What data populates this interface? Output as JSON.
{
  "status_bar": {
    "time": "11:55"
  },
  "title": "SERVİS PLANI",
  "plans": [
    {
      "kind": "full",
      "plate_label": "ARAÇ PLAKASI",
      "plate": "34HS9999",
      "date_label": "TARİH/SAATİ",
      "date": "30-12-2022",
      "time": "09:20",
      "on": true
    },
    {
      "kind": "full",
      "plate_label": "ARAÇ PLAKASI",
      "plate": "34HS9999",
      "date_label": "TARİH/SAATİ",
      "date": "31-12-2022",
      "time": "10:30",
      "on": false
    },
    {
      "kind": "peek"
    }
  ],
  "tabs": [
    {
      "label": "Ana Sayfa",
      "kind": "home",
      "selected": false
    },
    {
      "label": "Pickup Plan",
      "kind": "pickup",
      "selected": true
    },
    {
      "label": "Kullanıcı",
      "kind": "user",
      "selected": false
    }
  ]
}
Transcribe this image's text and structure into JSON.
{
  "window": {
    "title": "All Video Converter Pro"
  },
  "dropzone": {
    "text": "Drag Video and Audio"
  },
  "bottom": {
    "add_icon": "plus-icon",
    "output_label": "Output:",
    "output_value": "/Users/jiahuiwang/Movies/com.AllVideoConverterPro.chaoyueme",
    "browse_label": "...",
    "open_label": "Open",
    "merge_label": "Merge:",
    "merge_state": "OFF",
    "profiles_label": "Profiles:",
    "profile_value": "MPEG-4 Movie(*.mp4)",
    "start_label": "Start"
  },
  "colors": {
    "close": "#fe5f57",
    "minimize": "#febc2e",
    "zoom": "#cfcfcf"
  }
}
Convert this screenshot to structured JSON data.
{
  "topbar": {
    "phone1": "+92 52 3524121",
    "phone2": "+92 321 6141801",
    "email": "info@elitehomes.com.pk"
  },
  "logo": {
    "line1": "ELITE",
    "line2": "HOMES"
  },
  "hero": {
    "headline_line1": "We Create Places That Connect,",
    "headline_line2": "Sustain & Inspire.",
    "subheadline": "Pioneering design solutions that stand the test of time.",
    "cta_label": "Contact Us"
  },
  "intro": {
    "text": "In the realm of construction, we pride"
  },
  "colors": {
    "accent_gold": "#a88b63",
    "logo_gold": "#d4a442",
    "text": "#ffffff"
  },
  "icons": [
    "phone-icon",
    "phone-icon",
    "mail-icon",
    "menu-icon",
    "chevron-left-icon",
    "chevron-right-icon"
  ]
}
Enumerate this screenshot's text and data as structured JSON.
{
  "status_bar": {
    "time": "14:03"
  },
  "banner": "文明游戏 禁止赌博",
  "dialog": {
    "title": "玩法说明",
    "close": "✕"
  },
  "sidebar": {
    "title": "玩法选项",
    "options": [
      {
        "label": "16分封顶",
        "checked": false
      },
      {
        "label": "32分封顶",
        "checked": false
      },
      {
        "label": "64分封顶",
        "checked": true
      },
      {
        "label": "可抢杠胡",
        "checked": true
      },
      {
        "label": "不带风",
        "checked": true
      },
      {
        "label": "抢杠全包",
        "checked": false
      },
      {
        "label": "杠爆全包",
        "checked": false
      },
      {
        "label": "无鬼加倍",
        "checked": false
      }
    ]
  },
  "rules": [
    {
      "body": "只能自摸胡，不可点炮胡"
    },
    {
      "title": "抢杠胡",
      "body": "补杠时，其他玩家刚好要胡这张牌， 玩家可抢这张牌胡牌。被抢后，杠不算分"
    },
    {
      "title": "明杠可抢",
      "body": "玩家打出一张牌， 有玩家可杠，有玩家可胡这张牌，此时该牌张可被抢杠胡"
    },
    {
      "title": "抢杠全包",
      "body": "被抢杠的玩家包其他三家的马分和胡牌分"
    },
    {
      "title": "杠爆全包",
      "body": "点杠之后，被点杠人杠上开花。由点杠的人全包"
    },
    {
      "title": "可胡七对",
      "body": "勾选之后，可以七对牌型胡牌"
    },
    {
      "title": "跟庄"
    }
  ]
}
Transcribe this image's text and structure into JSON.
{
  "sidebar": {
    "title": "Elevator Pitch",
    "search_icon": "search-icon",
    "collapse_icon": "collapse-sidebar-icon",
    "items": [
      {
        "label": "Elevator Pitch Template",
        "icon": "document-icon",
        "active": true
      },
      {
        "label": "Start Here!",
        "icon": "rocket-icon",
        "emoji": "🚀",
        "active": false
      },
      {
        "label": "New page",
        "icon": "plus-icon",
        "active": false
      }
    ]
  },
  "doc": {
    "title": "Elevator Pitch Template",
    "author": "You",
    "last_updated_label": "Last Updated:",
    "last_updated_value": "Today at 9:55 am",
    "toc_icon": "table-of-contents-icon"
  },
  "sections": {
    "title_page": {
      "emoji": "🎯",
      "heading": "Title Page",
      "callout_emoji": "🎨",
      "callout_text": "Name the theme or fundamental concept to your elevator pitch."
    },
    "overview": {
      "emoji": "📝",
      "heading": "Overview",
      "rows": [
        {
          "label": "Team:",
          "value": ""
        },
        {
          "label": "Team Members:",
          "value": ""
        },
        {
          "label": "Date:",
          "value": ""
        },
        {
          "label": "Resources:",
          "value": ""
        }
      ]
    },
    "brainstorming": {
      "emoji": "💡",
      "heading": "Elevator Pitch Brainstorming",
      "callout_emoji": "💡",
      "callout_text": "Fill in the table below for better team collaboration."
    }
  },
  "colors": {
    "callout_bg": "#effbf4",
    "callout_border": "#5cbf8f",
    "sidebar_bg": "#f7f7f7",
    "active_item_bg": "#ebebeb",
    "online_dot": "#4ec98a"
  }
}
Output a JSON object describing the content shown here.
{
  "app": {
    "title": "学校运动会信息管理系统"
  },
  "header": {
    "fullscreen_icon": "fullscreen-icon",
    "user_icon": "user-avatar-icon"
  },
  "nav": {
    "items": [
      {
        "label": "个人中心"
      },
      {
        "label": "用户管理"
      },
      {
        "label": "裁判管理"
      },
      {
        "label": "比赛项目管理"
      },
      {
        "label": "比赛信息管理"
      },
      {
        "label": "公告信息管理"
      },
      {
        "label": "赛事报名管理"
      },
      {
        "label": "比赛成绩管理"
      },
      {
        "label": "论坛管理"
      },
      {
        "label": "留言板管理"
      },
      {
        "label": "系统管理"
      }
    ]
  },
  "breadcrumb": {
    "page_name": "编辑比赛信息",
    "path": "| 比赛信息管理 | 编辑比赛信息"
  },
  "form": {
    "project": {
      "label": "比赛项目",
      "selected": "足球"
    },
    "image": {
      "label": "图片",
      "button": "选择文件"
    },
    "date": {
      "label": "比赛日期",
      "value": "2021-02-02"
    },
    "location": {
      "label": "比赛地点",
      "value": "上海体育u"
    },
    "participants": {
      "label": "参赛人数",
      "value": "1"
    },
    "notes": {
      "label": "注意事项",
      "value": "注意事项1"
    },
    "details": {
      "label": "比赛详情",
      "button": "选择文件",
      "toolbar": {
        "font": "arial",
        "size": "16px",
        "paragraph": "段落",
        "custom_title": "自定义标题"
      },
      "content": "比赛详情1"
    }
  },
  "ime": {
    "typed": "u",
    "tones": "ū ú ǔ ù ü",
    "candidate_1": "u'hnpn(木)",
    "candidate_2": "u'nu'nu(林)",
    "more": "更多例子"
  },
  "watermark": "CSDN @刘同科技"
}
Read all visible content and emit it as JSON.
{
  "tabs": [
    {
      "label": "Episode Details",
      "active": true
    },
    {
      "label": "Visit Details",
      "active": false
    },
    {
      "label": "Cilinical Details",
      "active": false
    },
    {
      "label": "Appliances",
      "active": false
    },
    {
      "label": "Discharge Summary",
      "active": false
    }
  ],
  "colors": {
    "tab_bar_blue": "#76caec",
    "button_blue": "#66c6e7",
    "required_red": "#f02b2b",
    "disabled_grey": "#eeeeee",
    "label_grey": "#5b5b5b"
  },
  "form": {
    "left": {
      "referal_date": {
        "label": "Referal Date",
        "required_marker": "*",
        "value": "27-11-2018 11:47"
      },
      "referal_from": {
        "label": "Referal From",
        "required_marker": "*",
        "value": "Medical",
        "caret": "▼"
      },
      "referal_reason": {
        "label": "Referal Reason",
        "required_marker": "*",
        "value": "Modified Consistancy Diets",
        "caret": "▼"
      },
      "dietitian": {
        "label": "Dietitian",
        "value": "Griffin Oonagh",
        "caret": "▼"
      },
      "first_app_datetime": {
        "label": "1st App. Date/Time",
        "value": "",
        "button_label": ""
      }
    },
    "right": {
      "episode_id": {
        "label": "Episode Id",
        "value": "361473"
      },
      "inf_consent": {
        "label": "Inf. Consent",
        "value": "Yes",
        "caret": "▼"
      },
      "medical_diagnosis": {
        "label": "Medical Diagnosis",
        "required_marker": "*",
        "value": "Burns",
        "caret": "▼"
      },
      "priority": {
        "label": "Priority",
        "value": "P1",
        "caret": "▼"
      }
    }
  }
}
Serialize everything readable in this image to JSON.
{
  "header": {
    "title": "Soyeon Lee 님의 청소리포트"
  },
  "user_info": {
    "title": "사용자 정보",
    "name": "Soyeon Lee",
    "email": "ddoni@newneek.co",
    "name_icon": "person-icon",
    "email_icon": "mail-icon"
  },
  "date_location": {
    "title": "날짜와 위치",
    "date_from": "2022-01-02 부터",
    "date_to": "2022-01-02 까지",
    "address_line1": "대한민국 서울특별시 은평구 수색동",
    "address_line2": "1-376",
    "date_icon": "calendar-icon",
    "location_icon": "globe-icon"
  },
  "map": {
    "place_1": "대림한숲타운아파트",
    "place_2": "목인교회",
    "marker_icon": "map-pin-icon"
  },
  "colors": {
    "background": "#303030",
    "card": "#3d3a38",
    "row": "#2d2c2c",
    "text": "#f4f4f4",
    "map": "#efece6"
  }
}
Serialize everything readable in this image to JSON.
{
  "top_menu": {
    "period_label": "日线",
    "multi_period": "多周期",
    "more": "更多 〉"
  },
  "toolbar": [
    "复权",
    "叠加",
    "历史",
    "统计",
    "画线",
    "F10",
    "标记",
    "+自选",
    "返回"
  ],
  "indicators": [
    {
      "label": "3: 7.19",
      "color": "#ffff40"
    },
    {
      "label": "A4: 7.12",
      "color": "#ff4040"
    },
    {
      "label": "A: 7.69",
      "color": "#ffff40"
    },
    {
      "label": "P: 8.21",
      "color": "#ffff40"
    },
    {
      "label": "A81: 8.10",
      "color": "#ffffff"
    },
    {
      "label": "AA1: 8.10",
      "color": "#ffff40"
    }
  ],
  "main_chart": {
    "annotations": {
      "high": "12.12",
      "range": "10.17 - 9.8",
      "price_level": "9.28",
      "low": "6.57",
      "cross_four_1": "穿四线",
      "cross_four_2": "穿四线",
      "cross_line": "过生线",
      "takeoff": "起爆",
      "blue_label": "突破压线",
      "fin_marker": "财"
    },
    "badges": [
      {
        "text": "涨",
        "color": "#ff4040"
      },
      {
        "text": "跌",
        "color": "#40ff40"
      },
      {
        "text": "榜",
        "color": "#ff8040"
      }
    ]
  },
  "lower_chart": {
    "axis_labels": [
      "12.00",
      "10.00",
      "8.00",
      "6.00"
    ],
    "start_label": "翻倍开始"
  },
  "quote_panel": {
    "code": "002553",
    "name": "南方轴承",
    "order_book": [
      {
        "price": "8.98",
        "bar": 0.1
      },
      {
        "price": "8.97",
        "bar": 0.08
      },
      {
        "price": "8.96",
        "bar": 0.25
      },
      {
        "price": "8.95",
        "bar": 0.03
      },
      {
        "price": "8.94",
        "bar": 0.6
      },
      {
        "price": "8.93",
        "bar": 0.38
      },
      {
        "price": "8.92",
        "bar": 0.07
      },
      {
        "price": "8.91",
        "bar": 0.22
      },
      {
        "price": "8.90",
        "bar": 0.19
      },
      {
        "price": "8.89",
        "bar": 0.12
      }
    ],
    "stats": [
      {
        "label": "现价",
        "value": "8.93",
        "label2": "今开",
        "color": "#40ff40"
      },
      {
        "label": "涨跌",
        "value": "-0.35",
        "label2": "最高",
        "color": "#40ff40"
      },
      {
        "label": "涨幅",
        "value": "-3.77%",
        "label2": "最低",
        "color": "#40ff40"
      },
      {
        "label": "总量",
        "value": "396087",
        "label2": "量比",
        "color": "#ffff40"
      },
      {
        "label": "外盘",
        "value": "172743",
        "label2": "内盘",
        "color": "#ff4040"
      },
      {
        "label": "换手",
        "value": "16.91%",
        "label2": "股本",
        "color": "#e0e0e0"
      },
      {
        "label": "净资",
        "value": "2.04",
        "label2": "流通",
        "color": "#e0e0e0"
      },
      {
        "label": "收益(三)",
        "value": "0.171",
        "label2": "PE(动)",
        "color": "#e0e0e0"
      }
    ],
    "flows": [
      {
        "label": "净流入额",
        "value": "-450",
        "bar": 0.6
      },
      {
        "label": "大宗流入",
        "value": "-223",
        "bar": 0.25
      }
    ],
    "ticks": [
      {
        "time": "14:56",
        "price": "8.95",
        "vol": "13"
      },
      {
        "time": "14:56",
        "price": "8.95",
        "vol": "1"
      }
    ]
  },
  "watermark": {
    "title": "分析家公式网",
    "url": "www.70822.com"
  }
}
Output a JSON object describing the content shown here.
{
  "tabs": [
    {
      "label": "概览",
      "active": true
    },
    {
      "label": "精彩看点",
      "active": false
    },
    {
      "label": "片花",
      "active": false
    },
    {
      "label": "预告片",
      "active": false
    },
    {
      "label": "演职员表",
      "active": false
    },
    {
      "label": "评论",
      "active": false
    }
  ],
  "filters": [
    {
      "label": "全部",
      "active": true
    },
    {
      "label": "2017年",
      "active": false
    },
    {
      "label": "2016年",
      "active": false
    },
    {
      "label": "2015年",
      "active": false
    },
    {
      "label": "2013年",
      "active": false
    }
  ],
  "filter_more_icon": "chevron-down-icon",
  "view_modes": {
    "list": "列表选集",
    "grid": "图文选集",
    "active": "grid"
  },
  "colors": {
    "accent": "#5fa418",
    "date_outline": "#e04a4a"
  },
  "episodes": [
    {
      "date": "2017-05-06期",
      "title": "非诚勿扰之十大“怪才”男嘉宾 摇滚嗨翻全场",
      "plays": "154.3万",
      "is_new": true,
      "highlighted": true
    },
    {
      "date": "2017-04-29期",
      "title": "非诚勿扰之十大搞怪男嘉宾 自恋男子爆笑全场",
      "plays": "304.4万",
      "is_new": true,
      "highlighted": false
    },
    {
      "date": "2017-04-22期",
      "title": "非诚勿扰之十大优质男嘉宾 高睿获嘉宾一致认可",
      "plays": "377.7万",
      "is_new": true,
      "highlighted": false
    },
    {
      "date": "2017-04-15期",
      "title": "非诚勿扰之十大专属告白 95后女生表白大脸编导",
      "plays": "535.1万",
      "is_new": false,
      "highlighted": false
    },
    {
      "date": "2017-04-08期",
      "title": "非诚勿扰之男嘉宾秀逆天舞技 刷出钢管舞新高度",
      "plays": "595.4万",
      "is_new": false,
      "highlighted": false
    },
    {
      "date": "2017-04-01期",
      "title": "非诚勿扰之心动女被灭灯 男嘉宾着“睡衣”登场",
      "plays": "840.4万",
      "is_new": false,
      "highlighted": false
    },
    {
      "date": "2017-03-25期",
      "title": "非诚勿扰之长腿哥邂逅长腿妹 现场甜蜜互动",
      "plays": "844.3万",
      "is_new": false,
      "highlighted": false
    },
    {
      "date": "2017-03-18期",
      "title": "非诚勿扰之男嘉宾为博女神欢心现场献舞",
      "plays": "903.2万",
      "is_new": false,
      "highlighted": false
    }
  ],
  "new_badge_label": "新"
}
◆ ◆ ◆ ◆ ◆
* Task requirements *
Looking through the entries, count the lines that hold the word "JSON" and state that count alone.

* Your response *
10